(Dataset rows for apps and sites)
________________________________________

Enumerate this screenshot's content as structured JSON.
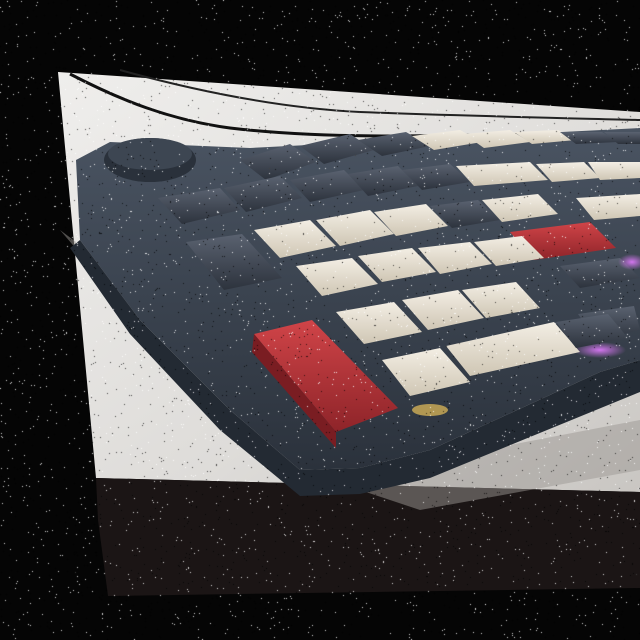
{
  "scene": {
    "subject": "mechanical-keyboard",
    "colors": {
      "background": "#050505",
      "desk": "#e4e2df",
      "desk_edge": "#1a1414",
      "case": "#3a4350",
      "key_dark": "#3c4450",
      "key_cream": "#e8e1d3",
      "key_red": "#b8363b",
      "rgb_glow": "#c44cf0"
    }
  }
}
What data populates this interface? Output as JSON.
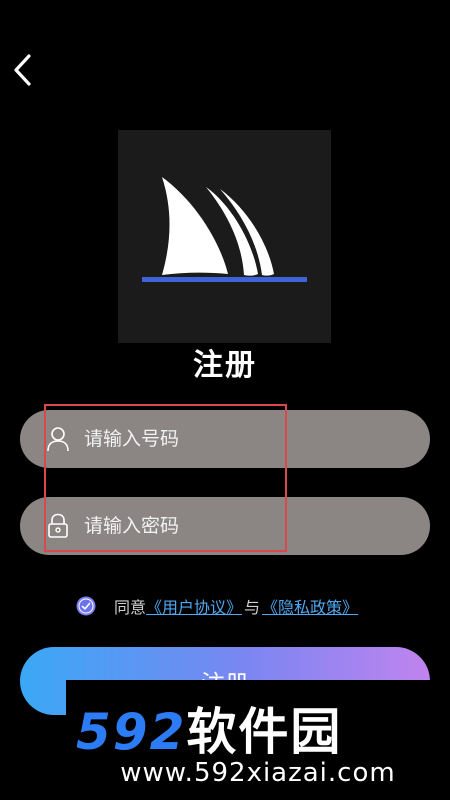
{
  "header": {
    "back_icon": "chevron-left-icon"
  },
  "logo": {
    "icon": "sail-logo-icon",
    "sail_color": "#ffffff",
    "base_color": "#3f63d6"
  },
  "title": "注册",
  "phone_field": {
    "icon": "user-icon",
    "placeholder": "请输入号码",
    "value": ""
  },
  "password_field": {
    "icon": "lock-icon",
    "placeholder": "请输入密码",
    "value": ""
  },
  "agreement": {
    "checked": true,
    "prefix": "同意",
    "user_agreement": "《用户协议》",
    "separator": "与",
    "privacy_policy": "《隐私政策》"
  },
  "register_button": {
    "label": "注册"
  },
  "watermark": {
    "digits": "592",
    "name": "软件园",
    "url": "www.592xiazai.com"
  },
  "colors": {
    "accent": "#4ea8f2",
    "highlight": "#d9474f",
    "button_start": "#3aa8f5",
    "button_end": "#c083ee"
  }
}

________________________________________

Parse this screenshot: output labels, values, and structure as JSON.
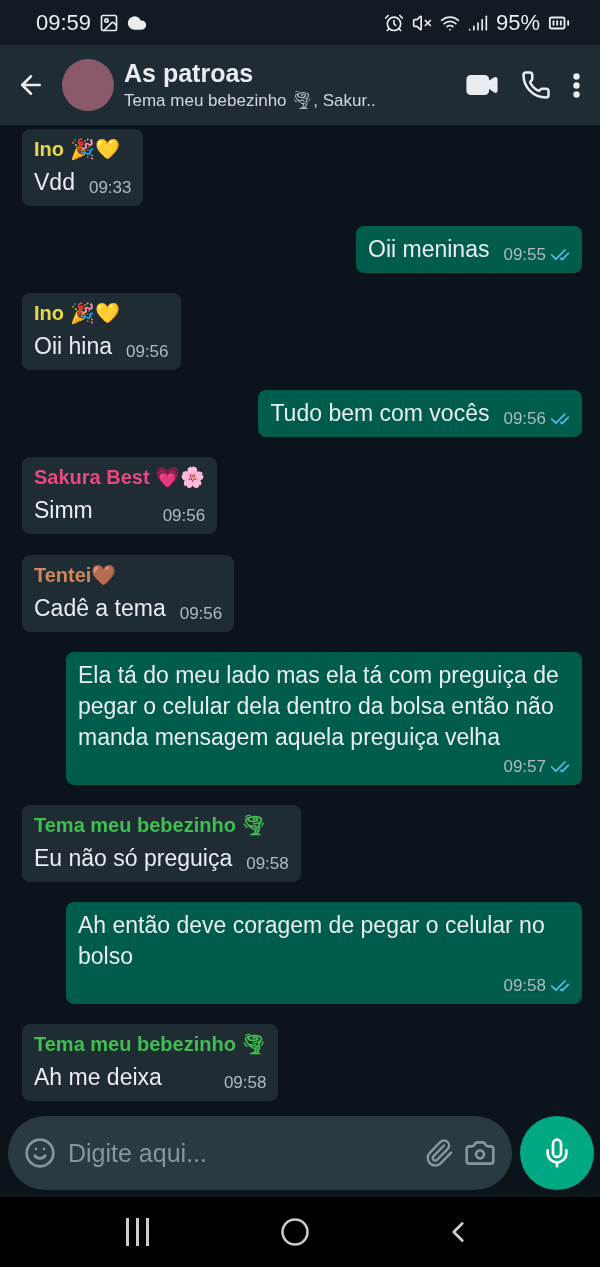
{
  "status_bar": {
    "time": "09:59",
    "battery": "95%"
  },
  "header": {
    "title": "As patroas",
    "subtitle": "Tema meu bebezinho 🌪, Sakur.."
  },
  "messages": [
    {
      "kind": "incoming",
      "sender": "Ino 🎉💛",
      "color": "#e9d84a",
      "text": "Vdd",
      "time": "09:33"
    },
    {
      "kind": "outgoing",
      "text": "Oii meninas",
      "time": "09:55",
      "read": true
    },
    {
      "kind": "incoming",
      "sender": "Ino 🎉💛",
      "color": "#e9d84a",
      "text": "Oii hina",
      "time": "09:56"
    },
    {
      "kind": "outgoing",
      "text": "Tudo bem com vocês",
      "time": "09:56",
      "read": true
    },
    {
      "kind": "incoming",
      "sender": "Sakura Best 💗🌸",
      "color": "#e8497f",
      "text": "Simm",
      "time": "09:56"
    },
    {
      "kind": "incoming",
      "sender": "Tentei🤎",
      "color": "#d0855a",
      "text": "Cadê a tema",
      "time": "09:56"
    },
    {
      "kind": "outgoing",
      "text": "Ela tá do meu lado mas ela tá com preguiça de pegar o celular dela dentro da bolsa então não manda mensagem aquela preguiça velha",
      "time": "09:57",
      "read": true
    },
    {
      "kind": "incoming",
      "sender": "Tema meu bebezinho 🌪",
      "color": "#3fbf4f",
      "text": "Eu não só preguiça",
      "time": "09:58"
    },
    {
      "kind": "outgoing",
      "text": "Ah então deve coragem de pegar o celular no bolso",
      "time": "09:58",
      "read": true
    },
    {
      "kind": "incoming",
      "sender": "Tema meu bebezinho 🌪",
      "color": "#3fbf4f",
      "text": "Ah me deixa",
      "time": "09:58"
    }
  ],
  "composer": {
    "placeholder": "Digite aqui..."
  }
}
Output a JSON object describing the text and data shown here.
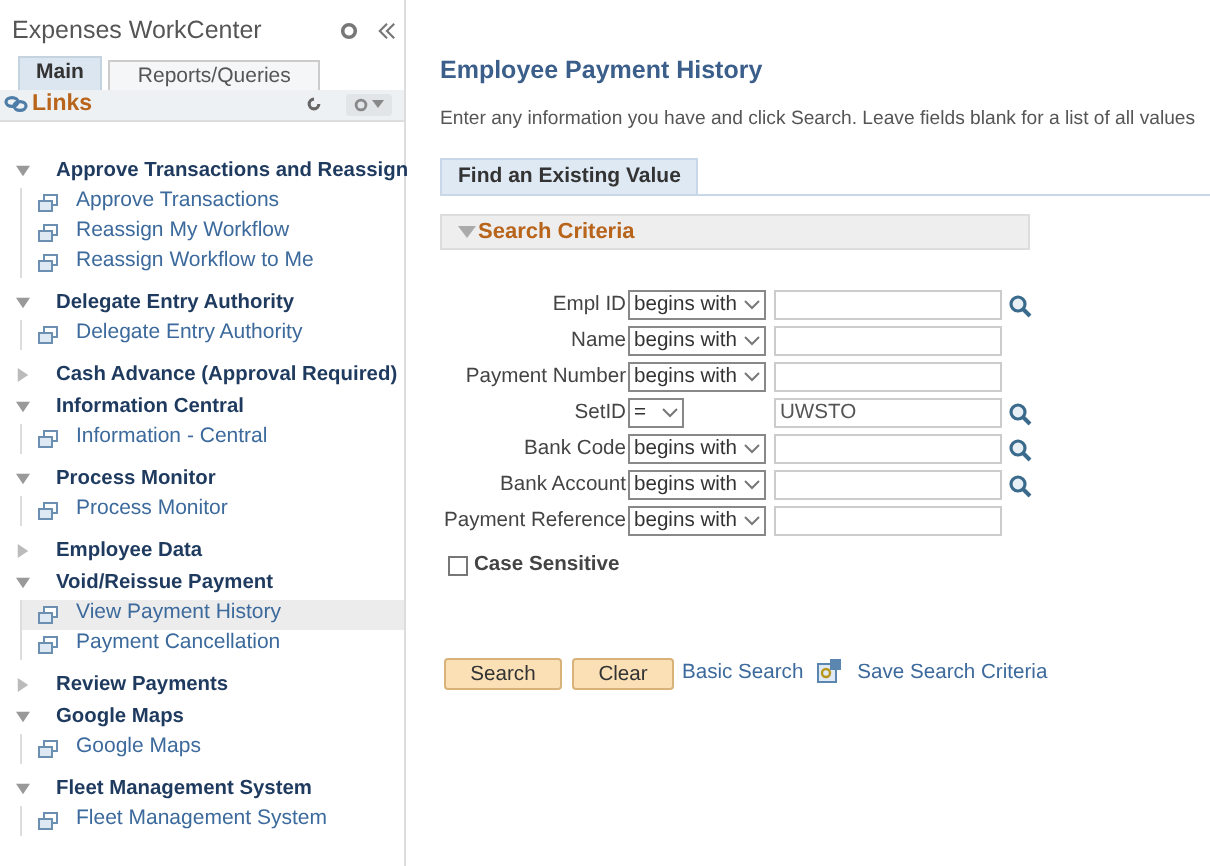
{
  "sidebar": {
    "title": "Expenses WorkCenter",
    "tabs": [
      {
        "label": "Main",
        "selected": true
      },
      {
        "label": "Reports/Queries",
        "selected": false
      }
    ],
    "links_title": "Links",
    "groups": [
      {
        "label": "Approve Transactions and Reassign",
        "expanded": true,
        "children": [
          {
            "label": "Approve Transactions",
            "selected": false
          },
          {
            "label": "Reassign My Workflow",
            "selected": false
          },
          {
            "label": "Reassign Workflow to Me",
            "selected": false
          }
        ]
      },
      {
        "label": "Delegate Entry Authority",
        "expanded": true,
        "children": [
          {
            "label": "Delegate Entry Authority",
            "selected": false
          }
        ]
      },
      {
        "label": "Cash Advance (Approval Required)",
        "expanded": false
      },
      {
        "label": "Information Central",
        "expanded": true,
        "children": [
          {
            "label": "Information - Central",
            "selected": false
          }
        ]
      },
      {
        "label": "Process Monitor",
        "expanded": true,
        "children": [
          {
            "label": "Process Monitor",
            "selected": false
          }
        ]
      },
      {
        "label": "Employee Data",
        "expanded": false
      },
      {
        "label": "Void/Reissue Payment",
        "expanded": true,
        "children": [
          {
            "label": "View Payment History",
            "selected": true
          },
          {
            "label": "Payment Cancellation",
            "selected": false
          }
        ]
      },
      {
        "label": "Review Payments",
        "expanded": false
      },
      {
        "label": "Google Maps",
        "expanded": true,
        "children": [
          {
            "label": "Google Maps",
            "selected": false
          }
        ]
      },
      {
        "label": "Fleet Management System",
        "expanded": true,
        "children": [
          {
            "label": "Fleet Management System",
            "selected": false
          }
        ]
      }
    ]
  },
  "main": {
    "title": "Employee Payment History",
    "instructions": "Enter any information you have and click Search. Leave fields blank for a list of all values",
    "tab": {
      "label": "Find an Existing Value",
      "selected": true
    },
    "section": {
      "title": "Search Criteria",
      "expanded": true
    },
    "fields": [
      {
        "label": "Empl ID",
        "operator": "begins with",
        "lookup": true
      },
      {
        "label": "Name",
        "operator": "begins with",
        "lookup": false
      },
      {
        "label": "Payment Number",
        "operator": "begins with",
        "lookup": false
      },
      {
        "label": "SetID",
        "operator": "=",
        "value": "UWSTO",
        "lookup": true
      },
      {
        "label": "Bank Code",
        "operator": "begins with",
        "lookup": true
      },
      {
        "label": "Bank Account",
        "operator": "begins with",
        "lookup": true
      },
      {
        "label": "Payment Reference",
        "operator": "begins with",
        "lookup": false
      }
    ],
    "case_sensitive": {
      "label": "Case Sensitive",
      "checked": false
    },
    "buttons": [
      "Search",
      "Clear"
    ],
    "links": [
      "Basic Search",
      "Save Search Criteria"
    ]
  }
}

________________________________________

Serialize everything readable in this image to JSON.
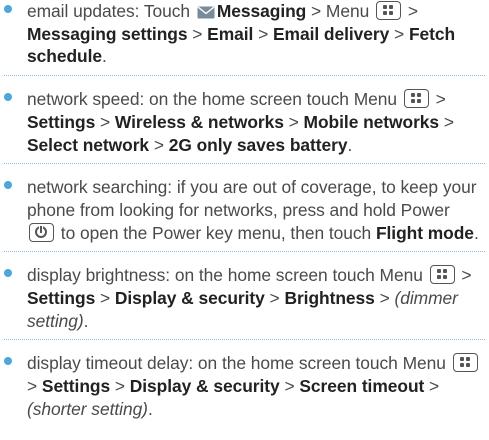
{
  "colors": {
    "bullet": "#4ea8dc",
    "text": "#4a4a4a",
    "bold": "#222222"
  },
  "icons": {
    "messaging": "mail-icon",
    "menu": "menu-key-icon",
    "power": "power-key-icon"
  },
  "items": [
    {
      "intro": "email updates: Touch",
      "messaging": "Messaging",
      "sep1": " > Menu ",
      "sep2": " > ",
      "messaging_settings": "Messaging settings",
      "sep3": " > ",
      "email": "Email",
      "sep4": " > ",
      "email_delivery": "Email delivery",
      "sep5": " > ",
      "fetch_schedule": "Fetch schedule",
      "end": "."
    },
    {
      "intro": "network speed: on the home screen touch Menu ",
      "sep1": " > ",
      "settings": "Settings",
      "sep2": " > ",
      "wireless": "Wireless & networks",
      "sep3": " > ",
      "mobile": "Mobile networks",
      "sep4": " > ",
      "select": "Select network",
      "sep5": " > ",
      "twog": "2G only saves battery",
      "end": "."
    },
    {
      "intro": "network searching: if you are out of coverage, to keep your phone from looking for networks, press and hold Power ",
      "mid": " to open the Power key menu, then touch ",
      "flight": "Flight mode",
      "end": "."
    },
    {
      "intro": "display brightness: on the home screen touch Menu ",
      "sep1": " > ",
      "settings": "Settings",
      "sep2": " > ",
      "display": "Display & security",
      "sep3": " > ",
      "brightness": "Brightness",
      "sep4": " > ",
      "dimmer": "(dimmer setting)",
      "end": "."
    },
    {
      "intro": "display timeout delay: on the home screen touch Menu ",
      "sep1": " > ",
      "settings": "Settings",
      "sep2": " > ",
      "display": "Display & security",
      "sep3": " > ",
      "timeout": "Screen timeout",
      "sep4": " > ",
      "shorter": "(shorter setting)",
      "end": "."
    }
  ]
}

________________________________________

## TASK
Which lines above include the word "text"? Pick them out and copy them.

## SOLUTION FOR THIS EXERCISE
      "text": "Vdd",
      "text": "Oii meninas",
      "text": "Oii hina",
      "text": "Tudo bem com vocês",
      "text": "Simm",
      "text": "Cadê a tema",
      "text": "Ela tá do meu lado mas ela tá com preguiça de pegar o celular dela dentro da bolsa então não manda mensagem aquela preguiça velha",
      "text": "Eu não só preguiça",
      "text": "Ah então deve coragem de pegar o celular no bolso",
      "text": "Ah me deixa",
Output a JSON object describing the text and data shown here.
    "text": "#4a4a4a",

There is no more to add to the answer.